· Establish a vetting and on-boarding procedure for new participants, including establishing an identity verification process and executing proper user arrangements prior to on-boarding;
· Grow an off-boarding process for participants that may be non-compliant or disqualified for violating securities laws, rules and regulations or for violating system rules; and establish exclusion criteria to discover previous participants which might have been disqualified;
· Memorialize the terms of engagement and code of conduct required from all participants;
· Establish varying degrees of access for different player groups (e.g., direct network participants . indirect users running transactions via direct participants)–that might include restricted access to certain data sets, and even constraints on ability to read or write about the shared ledger; and when the network includes global participants or entities from different countries, it may be desired to present special focus on regulatory requirements in those various jurisdictions, particularly as it relates to privacy and information sharing; and
· Determine which sort of access would be given to regulators.
As previously described different kinds of methodologies before launching a transaction identification methodology, network operators are most likely to evaluate the advantages and disadvantages of each methodology. In doing this analysis, some prospective questions network operators might desire to consider are mentioned below.
· If consensus-based, would it take a proof-of-concept or would it be an easy consensus algorithm? How much latency and sophistication would that add to the validation process? What is the risk of collusion by multiple parties to validate a fraudulent transaction?

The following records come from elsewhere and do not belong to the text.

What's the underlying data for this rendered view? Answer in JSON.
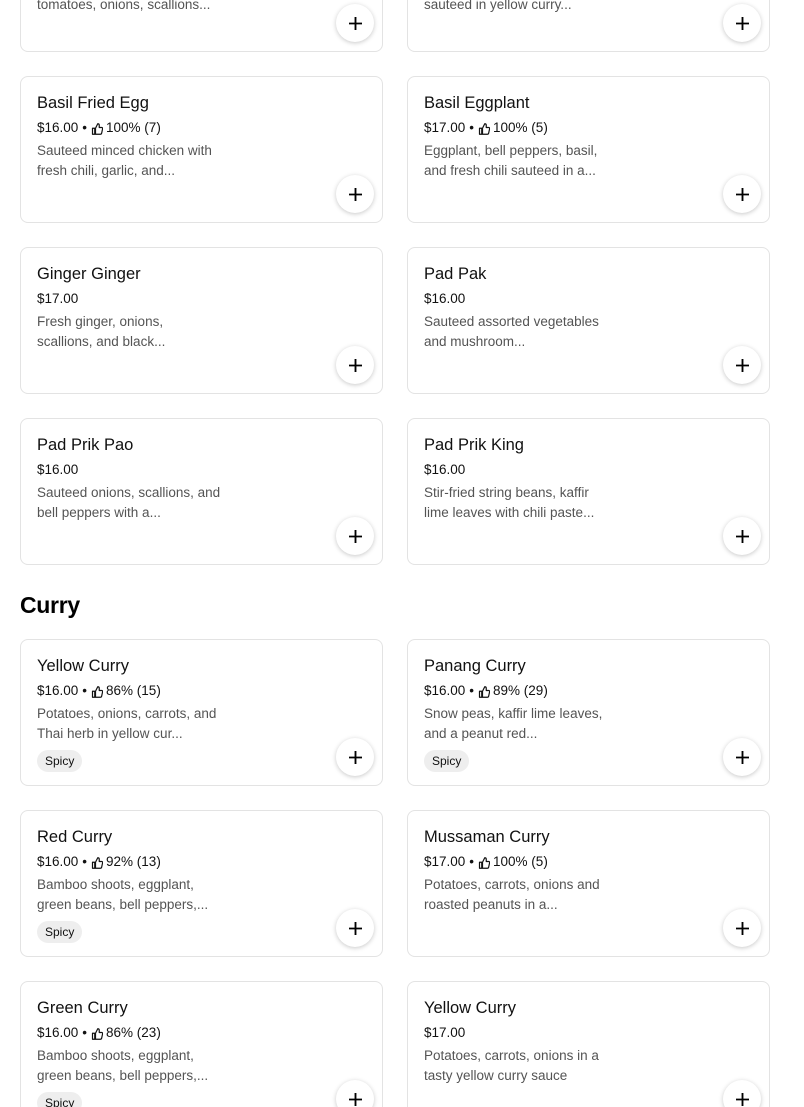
{
  "top_items": [
    {
      "name": "",
      "price": "",
      "rating": "",
      "desc": "tomatoes, onions, scallions..."
    },
    {
      "name": "",
      "price": "",
      "rating": "",
      "desc": "sauteed in yellow curry..."
    }
  ],
  "stir_fry_items": [
    {
      "name": "Basil Fried Egg",
      "price": "$16.00",
      "rating": "100% (7)",
      "desc": "Sauteed minced chicken with fresh chili, garlic, and..."
    },
    {
      "name": "Basil Eggplant",
      "price": "$17.00",
      "rating": "100% (5)",
      "desc": "Eggplant, bell peppers, basil, and fresh chili sauteed in a..."
    },
    {
      "name": "Ginger Ginger",
      "price": "$17.00",
      "rating": "",
      "desc": "Fresh ginger, onions, scallions, and black..."
    },
    {
      "name": "Pad Pak",
      "price": "$16.00",
      "rating": "",
      "desc": "Sauteed assorted vegetables and mushroom..."
    },
    {
      "name": "Pad Prik Pao",
      "price": "$16.00",
      "rating": "",
      "desc": "Sauteed onions, scallions, and bell peppers with a..."
    },
    {
      "name": "Pad Prik King",
      "price": "$16.00",
      "rating": "",
      "desc": "Stir-fried string beans, kaffir lime leaves with chili paste..."
    }
  ],
  "curry_section": {
    "title": "Curry",
    "items": [
      {
        "name": "Yellow Curry",
        "price": "$16.00",
        "rating": "86% (15)",
        "desc": "Potatoes, onions, carrots, and Thai herb in yellow cur...",
        "badge": "Spicy"
      },
      {
        "name": "Panang Curry",
        "price": "$16.00",
        "rating": "89% (29)",
        "desc": "Snow peas, kaffir lime leaves, and a peanut red...",
        "badge": "Spicy"
      },
      {
        "name": "Red Curry",
        "price": "$16.00",
        "rating": "92% (13)",
        "desc": "Bamboo shoots, eggplant, green beans, bell peppers,...",
        "badge": "Spicy"
      },
      {
        "name": "Mussaman Curry",
        "price": "$17.00",
        "rating": "100% (5)",
        "desc": "Potatoes, carrots, onions and roasted peanuts in a...",
        "badge": ""
      },
      {
        "name": "Green Curry",
        "price": "$16.00",
        "rating": "86% (23)",
        "desc": "Bamboo shoots, eggplant, green beans, bell peppers,...",
        "badge": "Spicy"
      },
      {
        "name": "Yellow Curry",
        "price": "$17.00",
        "rating": "",
        "desc": "Potatoes, carrots, onions in a tasty yellow curry sauce",
        "badge": ""
      }
    ]
  },
  "icons": {
    "add": "plus-icon",
    "rating": "thumbs-up-icon"
  }
}
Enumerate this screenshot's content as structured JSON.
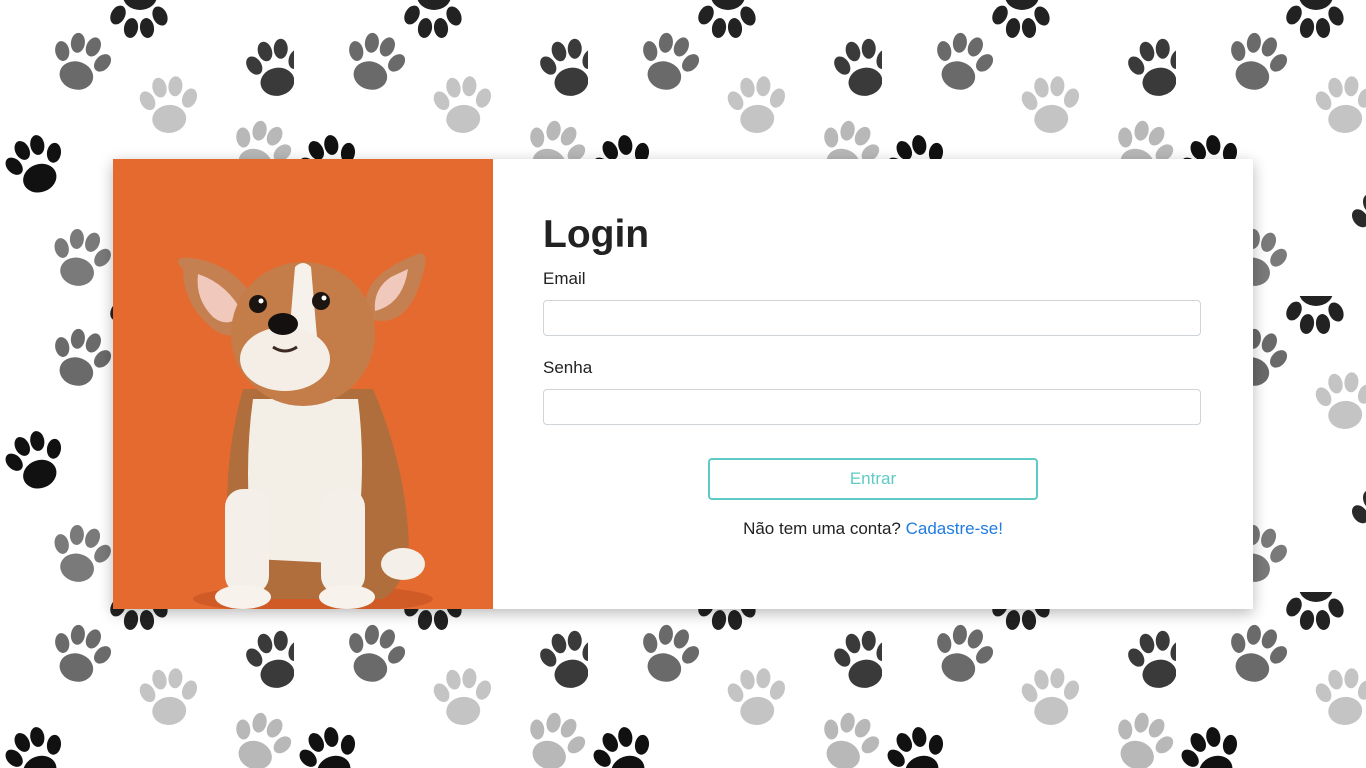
{
  "login": {
    "title": "Login",
    "email_label": "Email",
    "email_value": "",
    "password_label": "Senha",
    "password_value": "",
    "submit_label": "Entrar",
    "signup_prompt": "Não tem uma conta? ",
    "signup_link": "Cadastre-se!"
  },
  "colors": {
    "accent": "#5fcac5",
    "link": "#1f7be0",
    "photo_background": "#e2642c"
  },
  "icons": {
    "background_pattern": "paw-print-icon"
  }
}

· In case single-node verifier (i.e., one single node will be responsible for confirming all transactions), how would that verifier be determined? Is the simplicity and speed of a single-node verifier value the concentration of risk? What would be the backup or recovery process in the event the single-node is unavailable or endangered?
· How would the amount of nodes needed for verification be determined? If other nodes or arbitrary nodes are put up as verifiers, how could the order be established? Does this procedure expose the network to possible dangers from a number of nodes?
· What procedure will the system embrace to rectify or correct any erroneous entry that may be recorded on the shared ledgers?
To the extent an asset is represented on a Blockchain network, Operators will need to determine how those assets will be based on the community. Following are a few factors operators may want to take into account in the investigation.
Will assets be directly issued and digitally represented on The system? Or would they be issued in traditional form and subsequently tokenized on the community? Would the network consider both kinds of asset representation?
• If tokenized, what extra security dangers and complexities are posed? How would any loss or theft of the conventional off-chain advantage be managed? How would asset fluctuations (e.g., stock splits and conversions) be handled?
• Will the network only permit new advantage issuance or can it allow on-boarding of present assets?
How would money be represented on this network? Industry participants are contemplating a variety of versions to ease the cash aspect of a transaction settlement. For instance, in a recent effort, a few banks are tinkering to create a virtual “settlement coin.”
• If cash-backed settlement tokens are utilized, would these tokens be termed as virtual money? Could there likely be a scenario where multiple such native tokens are made by various networks or companies? In that case, are they tradable?
• If fiat money (i.e., money that’s created by the authorities of a country to be utilized as cash) is used and settlement happens off the system through a conventional cash payment process, how, when, and from whom will the trade and asset transfer be recorded on the network?
• How will a participant’s ability to fulfill the money obligation be determined? Can a deposit be accumulated from network participants to be utilised in the event of non-payment? How will this type of deposit be calculated?